* [Work instruction]:
Search the records for the string "JSON", then copy each line that has it.

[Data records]
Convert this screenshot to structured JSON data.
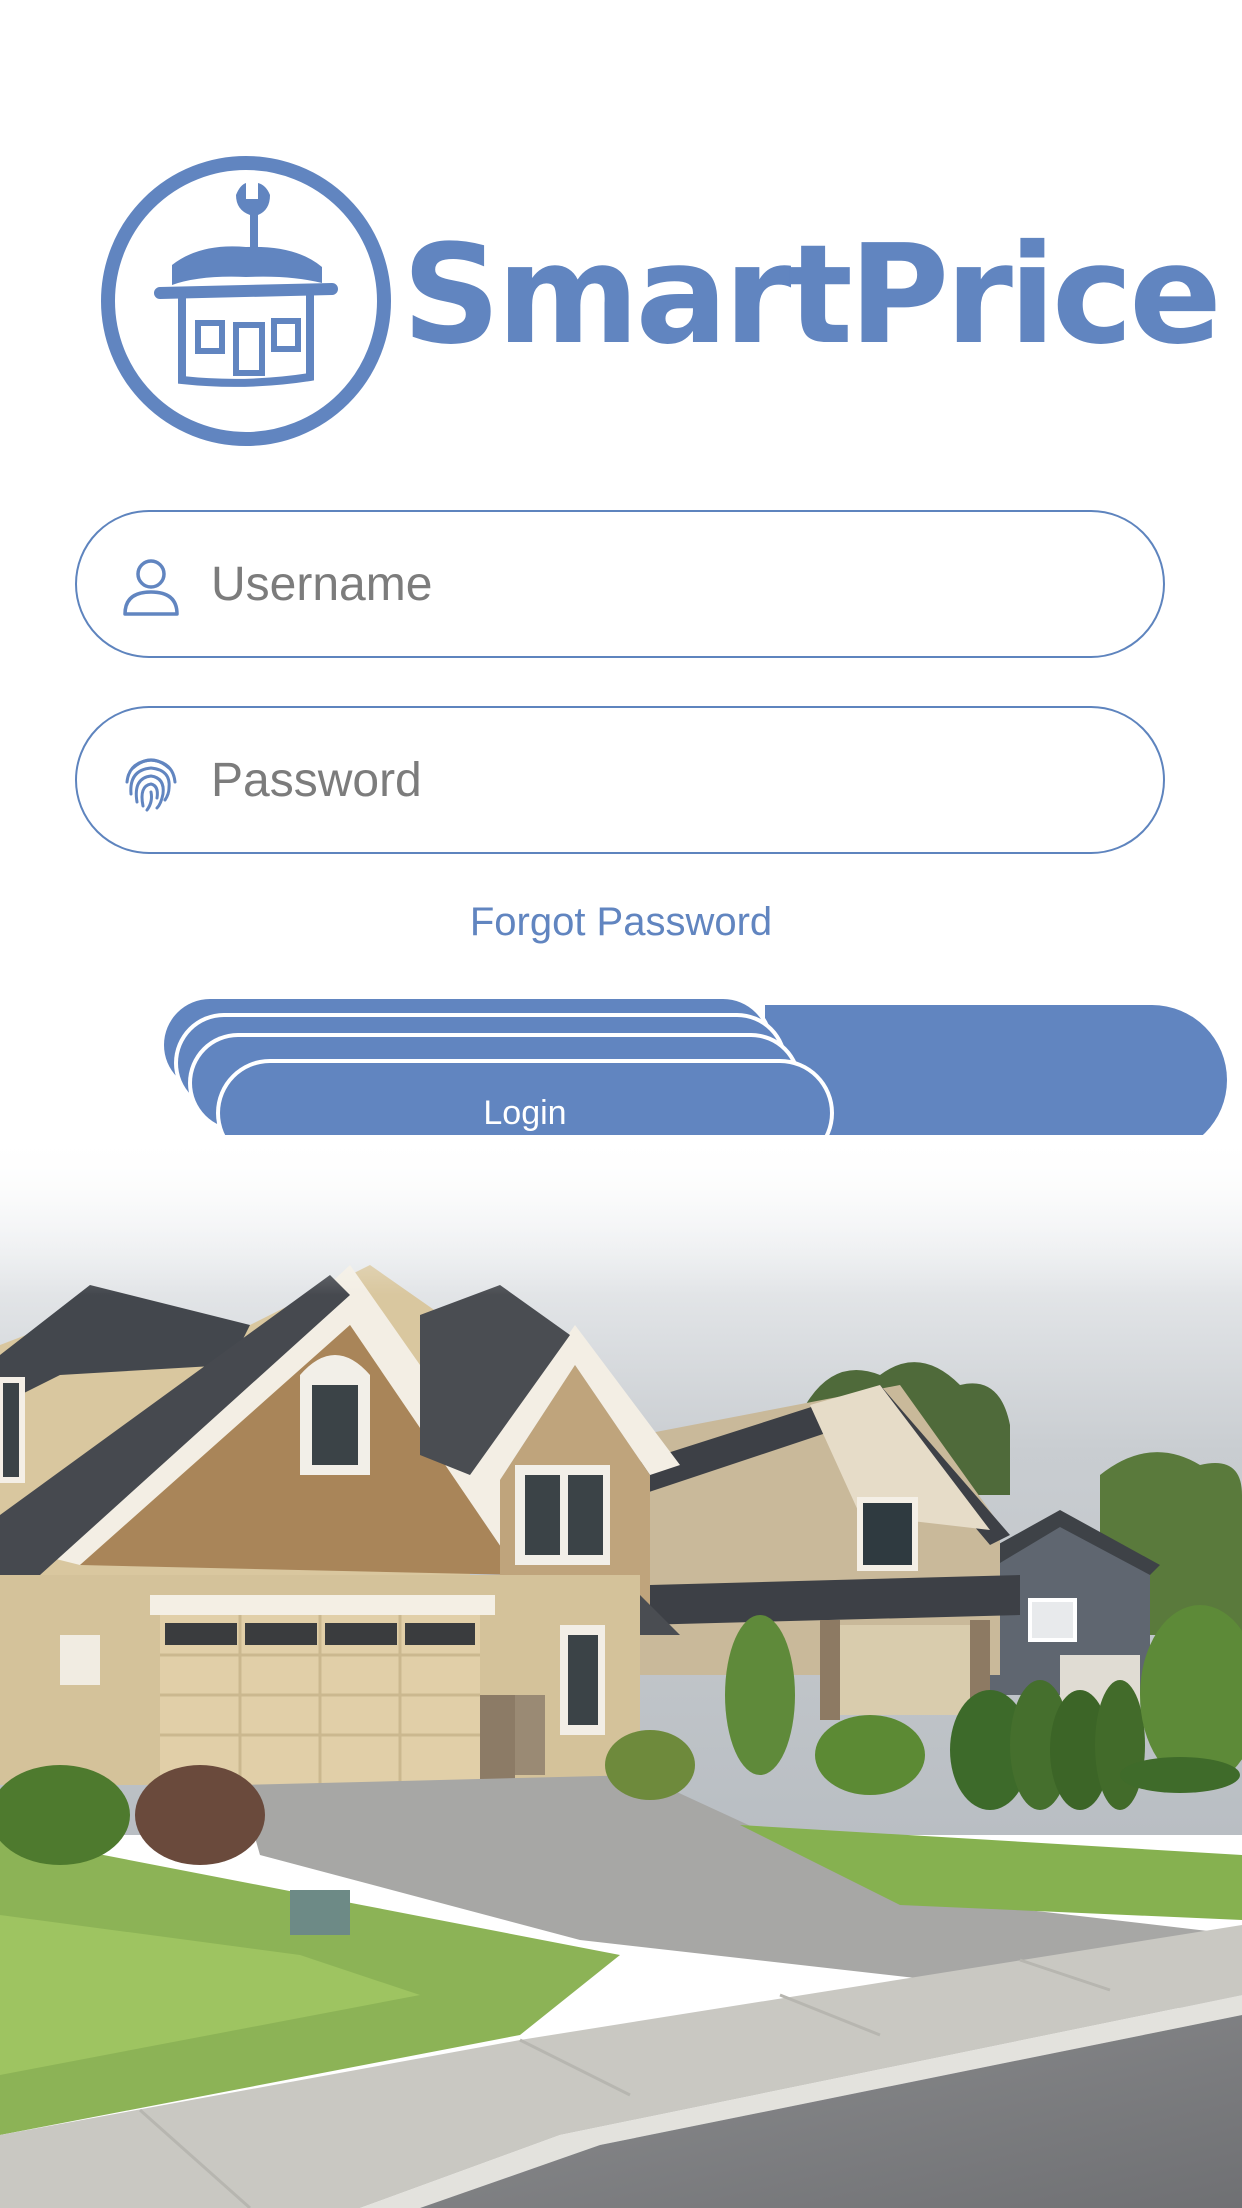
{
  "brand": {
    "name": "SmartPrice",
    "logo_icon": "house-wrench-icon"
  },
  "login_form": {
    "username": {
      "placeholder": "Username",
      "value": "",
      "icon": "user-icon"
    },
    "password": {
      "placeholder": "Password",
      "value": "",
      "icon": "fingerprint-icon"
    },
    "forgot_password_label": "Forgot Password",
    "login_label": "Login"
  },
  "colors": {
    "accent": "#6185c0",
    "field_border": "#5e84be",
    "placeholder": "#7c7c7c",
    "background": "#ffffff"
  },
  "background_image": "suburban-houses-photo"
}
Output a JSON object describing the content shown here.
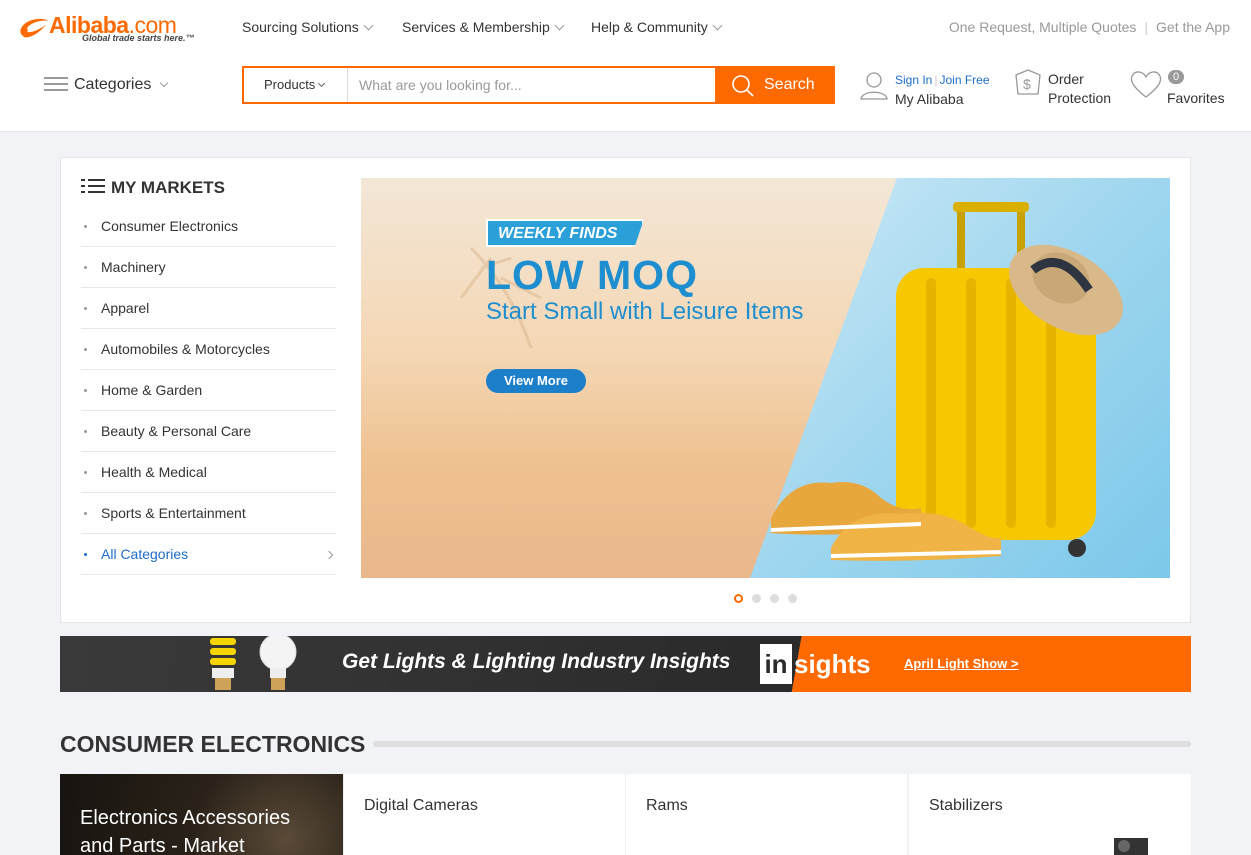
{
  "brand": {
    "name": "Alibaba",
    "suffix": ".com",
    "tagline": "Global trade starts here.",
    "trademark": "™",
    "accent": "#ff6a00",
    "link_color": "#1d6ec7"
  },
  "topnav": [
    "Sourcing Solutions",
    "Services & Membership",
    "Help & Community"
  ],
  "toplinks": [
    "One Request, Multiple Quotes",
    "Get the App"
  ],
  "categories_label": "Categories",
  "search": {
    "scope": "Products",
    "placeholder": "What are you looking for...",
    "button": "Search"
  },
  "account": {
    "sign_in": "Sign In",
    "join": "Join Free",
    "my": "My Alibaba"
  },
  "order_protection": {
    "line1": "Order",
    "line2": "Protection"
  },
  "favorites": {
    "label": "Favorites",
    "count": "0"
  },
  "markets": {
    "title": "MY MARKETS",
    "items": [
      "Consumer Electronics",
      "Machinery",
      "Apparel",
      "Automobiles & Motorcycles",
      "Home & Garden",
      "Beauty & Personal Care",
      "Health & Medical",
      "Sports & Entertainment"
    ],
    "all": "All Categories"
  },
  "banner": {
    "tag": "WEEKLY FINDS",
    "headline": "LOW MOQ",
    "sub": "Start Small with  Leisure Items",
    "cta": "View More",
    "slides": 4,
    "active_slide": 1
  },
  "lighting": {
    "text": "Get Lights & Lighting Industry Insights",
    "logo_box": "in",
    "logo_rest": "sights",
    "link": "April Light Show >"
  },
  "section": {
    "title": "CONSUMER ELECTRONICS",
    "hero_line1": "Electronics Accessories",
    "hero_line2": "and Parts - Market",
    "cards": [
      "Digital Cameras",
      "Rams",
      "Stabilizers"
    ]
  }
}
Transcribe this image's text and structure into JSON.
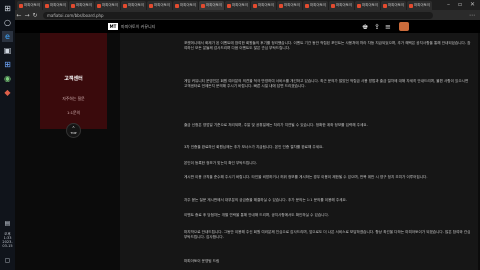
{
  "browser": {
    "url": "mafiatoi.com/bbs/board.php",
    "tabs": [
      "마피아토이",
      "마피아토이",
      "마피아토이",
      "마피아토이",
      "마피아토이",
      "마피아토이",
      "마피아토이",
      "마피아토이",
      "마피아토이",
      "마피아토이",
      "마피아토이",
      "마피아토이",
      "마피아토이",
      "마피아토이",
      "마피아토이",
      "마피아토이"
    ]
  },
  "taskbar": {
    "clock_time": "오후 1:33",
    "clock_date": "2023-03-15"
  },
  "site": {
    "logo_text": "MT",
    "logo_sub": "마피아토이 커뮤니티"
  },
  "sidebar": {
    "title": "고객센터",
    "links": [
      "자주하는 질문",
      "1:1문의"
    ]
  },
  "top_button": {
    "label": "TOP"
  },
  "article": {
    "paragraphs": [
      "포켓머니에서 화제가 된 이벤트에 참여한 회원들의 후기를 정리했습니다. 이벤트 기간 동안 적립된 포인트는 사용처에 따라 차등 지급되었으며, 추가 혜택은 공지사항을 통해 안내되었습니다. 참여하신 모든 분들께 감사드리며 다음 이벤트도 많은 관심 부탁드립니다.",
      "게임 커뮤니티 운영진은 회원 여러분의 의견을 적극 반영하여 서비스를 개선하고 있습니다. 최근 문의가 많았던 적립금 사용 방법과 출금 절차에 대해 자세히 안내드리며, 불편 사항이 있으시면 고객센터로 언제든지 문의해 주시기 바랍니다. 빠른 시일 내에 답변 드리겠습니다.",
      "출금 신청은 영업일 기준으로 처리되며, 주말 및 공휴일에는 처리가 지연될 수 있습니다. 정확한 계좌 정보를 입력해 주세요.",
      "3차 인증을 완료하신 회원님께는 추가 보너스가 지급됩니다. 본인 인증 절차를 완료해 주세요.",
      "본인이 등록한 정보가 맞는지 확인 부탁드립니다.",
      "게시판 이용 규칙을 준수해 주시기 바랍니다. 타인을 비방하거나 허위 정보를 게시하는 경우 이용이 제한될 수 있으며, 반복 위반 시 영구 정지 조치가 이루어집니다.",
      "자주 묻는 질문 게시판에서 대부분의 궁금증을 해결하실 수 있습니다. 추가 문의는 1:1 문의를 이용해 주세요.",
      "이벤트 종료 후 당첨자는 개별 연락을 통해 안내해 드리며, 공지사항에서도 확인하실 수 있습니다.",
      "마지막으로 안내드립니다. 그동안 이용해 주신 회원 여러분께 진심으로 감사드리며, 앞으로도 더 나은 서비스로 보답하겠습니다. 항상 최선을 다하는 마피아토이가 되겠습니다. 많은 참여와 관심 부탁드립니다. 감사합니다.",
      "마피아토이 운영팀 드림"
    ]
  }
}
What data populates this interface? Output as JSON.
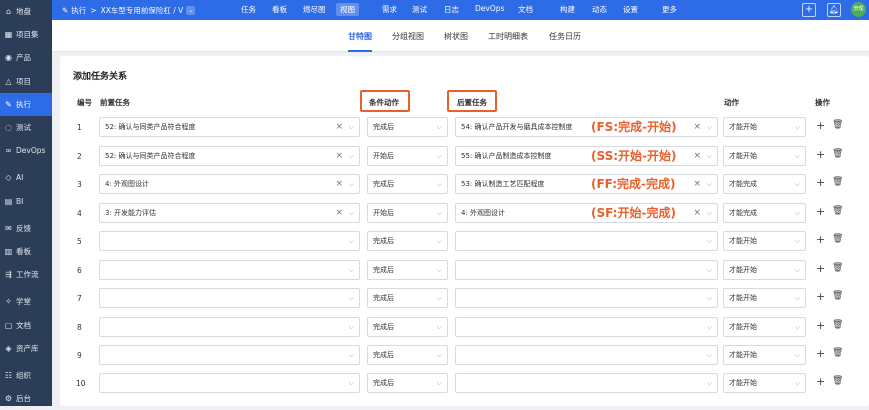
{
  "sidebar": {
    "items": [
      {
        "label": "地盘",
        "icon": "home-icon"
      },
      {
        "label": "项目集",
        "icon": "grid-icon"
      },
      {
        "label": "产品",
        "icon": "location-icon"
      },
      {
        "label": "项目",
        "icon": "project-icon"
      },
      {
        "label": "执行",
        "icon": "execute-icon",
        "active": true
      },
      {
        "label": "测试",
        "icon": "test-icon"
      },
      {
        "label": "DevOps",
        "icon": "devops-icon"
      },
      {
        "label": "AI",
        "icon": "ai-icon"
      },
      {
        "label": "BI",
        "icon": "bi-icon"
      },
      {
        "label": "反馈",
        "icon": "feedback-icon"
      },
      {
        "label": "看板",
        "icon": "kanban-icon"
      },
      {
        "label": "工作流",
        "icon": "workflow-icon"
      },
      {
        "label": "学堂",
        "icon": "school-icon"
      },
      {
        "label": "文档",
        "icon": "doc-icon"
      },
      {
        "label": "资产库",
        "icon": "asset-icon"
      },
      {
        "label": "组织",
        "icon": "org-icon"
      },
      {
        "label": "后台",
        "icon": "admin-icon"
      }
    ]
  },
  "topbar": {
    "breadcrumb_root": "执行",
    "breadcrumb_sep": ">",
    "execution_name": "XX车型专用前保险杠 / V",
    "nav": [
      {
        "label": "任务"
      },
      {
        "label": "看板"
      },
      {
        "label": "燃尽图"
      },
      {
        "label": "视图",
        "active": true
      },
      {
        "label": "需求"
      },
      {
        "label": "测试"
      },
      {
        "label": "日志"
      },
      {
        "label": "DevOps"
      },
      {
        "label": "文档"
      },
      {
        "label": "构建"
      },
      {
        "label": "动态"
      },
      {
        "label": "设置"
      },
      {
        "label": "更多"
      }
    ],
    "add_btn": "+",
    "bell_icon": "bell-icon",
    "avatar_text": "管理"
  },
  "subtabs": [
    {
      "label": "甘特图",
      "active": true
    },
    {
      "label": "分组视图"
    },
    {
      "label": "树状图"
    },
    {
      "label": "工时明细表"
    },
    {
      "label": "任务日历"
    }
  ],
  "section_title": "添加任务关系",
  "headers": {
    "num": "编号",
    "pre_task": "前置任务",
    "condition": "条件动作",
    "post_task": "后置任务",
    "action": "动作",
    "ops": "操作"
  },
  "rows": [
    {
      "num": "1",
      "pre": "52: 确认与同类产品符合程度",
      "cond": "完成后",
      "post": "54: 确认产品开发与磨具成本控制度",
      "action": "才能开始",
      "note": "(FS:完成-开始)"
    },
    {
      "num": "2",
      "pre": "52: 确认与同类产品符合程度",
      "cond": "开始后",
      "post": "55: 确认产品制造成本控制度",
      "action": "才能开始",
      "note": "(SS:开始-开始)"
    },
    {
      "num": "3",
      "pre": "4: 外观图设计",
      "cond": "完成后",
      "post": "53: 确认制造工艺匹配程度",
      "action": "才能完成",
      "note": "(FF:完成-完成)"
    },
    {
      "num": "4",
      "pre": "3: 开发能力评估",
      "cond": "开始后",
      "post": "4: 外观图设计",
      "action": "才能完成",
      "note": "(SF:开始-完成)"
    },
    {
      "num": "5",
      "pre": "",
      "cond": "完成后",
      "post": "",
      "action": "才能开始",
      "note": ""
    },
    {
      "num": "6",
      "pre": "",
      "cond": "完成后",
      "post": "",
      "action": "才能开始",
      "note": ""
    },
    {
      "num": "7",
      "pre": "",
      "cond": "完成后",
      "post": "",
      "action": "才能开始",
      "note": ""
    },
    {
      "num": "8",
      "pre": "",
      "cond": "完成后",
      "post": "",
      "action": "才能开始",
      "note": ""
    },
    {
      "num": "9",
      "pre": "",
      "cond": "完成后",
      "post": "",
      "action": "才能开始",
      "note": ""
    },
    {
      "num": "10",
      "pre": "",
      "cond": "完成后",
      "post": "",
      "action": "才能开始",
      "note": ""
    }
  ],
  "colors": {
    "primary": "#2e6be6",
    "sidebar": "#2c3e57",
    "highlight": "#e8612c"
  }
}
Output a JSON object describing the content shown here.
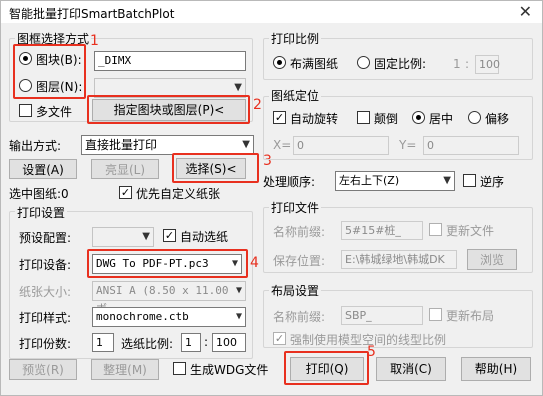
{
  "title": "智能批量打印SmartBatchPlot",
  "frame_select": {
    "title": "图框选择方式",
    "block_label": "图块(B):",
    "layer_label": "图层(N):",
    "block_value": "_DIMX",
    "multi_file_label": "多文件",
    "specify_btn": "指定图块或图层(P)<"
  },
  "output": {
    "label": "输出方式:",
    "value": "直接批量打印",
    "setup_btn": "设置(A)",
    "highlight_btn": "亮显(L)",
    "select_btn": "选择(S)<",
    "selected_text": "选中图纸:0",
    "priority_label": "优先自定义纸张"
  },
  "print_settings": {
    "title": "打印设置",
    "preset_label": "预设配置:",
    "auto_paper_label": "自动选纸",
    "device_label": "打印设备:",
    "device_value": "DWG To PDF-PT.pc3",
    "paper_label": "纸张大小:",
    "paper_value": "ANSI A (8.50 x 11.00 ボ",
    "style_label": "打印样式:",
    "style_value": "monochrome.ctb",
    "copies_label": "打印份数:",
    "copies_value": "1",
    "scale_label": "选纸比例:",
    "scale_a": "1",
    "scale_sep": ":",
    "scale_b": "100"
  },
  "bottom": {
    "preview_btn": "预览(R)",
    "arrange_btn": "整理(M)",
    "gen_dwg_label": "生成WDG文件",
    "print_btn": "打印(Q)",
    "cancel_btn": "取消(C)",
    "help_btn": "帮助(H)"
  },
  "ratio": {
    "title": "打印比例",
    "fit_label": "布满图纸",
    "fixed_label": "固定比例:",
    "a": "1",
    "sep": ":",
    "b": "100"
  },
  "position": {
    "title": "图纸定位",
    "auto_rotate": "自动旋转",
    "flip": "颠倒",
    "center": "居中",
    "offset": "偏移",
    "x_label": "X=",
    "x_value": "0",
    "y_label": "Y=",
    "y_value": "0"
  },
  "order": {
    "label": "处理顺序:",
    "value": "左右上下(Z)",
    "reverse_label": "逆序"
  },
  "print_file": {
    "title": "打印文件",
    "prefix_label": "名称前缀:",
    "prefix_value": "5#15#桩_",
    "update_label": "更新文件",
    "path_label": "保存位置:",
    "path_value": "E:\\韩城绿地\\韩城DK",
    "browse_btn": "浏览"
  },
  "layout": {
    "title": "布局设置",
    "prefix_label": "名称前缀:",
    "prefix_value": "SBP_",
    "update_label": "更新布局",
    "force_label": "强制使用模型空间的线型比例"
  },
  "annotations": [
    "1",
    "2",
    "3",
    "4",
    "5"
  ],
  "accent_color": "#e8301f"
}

* [Finished task]:
Convert this screenshot to structured JSON data.
Output a JSON object describing the content shown here.
Transcribe this image's text and structure into JSON.
What data populates this interface? Output as JSON.
Output a JSON object describing the content shown here.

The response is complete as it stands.